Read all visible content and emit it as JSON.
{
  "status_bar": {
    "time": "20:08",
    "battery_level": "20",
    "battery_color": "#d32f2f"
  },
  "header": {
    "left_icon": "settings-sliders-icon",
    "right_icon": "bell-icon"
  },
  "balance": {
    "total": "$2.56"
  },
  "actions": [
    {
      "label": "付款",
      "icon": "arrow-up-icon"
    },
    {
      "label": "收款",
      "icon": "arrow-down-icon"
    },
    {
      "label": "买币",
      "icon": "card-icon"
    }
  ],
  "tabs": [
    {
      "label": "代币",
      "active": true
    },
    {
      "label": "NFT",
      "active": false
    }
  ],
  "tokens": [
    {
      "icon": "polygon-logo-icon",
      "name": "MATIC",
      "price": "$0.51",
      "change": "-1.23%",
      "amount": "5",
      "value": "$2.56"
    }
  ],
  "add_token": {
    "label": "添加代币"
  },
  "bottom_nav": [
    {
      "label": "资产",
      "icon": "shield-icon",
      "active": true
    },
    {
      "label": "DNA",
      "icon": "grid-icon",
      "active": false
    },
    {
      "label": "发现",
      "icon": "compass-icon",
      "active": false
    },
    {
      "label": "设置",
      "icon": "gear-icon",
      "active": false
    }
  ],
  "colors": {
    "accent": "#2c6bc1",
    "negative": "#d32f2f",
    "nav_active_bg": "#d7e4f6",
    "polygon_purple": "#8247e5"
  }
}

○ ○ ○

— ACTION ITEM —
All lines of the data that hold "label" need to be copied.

— THE ANSWER —
      "label": "付款",
      "label": "收款",
      "label": "买币",
      "label": "代币",
      "label": "NFT",
    "label": "添加代币"
      "label": "资产",
      "label": "DNA",
      "label": "发现",
      "label": "设置",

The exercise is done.